Not only do the authors make statistics accessible and even fun, they do so in a consistently smart style that simultaneously simplifies statistical concepts while not pandering in the quality of language overall, or occasions for clever asides. While many professors will end up using modern calculators for the problems, the text bases its lessons on the use of tables (normal, t, and chi-square). I found myself following both the professor and, electively, the text for a more full understanding of "old school" methods. Each chapter has enough embedded problems (with answers at the end of the text) that the reviews and other materials provided by my professor were often redundant. I wish I had access to the answers for each chapter review questions, but that can hardly be a criticism in my "student" copy of the text.
I'll be revisiting this book long after I've ceased being a student. It has helped me have more informed attitudes about statistical products in general, which I suppose was a point of the course and the text.
First, to address the flaws. Many critical reviewers seem to bemoan the lack of formulas and mathematical notation in this book, but I haven’t found this to be a problem at all. If you want this to be a part of your course, simply type up a formula sheet with the formulas in both English and mathematical symbolism, and — voila! — problem solved. As long as I also do problems on the board and on the test and quiz keys using both English and symbols, my students have not found this to be an issue at all.
A much more serious problem is the non-standard usage of the term “standard error.” In most textbooks, SDs (standard deviations) are for formulas using the parameter σ (or p), and SEs (standard errors) are for formulas using the statistic s (or ˆp ). This is the dominant convention.

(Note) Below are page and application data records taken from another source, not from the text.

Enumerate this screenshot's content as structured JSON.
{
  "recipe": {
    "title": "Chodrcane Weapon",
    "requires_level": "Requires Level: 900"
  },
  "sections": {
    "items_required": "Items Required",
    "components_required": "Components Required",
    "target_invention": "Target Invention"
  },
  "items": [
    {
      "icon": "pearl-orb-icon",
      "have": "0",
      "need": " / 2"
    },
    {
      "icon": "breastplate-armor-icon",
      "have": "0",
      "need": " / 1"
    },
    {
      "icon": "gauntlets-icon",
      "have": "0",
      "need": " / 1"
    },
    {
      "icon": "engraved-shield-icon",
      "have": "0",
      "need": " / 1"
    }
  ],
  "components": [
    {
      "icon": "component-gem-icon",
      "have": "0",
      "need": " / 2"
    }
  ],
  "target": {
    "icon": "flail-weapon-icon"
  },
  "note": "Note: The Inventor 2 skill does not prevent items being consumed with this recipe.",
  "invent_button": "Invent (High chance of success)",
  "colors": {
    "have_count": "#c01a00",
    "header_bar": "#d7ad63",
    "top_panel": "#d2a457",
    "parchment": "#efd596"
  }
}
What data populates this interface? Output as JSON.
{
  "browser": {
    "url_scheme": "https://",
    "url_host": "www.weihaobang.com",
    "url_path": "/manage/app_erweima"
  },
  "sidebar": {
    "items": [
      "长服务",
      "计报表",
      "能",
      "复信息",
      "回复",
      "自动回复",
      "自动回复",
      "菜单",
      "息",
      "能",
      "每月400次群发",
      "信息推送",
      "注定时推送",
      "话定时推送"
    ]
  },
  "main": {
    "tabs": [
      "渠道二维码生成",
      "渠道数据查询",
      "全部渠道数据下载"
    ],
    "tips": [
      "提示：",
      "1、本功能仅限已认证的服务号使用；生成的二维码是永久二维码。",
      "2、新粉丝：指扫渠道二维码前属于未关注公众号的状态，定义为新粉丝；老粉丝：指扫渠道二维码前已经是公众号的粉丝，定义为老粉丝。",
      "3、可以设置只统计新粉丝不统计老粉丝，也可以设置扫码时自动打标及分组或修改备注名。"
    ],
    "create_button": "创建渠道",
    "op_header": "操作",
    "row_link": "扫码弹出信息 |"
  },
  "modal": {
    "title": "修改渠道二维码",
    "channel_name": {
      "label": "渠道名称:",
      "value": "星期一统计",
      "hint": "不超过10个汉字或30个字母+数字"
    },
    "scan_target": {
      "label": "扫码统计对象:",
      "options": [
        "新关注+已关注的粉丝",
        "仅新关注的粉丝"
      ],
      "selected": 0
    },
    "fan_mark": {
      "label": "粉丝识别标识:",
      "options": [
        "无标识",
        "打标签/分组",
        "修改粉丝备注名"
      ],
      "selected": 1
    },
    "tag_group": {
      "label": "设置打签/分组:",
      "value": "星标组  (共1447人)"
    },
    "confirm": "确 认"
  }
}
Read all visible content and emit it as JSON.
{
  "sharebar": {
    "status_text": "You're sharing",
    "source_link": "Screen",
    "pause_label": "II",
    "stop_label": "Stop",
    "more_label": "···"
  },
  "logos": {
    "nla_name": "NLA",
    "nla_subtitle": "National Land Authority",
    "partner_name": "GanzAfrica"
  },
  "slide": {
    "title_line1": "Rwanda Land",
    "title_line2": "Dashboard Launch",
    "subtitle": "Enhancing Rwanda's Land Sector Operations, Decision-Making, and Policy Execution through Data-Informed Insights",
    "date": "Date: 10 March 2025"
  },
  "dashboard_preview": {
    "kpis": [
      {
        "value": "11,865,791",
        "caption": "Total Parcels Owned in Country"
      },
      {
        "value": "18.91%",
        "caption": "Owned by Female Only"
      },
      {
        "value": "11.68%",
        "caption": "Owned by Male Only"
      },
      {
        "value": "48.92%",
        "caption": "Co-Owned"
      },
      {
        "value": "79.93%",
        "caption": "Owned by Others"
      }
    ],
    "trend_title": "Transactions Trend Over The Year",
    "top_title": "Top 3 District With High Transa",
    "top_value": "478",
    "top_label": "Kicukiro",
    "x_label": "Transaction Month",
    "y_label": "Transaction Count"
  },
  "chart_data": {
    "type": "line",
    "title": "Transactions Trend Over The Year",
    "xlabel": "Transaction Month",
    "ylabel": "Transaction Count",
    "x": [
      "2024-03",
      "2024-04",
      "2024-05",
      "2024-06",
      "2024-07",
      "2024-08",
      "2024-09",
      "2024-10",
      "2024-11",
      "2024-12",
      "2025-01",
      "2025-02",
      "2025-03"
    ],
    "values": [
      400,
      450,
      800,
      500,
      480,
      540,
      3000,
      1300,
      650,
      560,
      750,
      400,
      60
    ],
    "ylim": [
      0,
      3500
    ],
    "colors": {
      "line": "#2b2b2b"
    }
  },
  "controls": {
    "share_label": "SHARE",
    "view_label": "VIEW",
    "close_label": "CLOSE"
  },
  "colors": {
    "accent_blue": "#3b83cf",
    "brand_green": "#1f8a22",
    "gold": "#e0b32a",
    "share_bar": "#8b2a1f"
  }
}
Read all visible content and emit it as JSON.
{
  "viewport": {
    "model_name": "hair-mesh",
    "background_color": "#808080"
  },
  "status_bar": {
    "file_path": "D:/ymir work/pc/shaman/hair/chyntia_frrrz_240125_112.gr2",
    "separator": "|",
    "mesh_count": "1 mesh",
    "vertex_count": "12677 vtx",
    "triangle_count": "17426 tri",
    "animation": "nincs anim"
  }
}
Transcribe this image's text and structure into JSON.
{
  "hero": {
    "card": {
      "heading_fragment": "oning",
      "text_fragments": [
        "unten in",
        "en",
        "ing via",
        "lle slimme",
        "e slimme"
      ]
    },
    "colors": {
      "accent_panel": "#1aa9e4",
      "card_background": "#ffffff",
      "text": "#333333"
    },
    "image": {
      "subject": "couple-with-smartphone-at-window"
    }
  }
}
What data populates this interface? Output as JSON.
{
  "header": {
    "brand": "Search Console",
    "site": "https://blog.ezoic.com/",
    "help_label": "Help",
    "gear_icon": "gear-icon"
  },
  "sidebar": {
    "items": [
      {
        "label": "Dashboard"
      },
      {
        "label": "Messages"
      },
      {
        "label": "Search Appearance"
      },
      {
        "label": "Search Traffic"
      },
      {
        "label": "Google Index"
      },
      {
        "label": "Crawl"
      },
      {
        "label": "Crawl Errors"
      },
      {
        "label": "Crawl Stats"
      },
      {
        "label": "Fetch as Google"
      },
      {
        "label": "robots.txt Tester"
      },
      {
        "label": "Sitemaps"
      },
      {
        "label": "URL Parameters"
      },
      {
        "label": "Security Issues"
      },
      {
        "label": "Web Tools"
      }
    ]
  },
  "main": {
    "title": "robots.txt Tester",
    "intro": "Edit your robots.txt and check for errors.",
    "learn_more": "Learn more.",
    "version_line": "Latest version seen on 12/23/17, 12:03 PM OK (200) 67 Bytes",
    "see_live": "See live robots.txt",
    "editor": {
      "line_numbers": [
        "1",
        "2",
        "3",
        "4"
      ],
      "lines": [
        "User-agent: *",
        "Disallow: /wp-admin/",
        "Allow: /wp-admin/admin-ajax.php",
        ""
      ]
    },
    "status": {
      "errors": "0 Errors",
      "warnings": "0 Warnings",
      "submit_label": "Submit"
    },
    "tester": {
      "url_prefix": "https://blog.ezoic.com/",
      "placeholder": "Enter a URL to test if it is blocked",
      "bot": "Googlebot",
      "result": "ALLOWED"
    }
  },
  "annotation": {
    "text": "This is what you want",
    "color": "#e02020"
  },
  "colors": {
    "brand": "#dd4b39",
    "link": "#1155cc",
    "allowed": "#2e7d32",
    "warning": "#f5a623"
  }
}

However, in the Freedman book, SDs are for lists of numbers, and SEs are for random variables. (He even has an illustration underlining this point on p. 291). Although I do see pedagogical value in this non-standard convention (it makes the students mindful of whether they’re dealing with a list of numbers, or with a chance process) I have to agree with the critics that this could be very confusing to students who go on to more advanced courses. I deal with this issue by making it clear to the students that this usage is non-standard.
The reason that I love this book — in spite of it’s flaws — is two-fold. First the quality of the problem-sets is at a deeper level than is typical in most introductory statistics books. Secondly, I love the wonderful use of box-models to derive all of the statistical techniques. It’s akin to teaching students how to solve quadratic equations by completing the square; when they finally do learn the quadratic formula, they understand immediately where the formula came from. It’s just a formalization of what they’ve already been doing.
In so many statistics books, it’s just one big mess of magical formulas that the students need to learn to use, but why they work and where they come from remains a mystery. Moses might have brought them down from the top of Mt. Sinai, for all they know. (Yes, yes, I know that you can derive them on the board in class, but — let’s face it — it will mostly go in one ear and out the other.) The Freedman book promotes understanding at a deeper level. Indeed, by using box models, a talented student can derive the formulas for herself.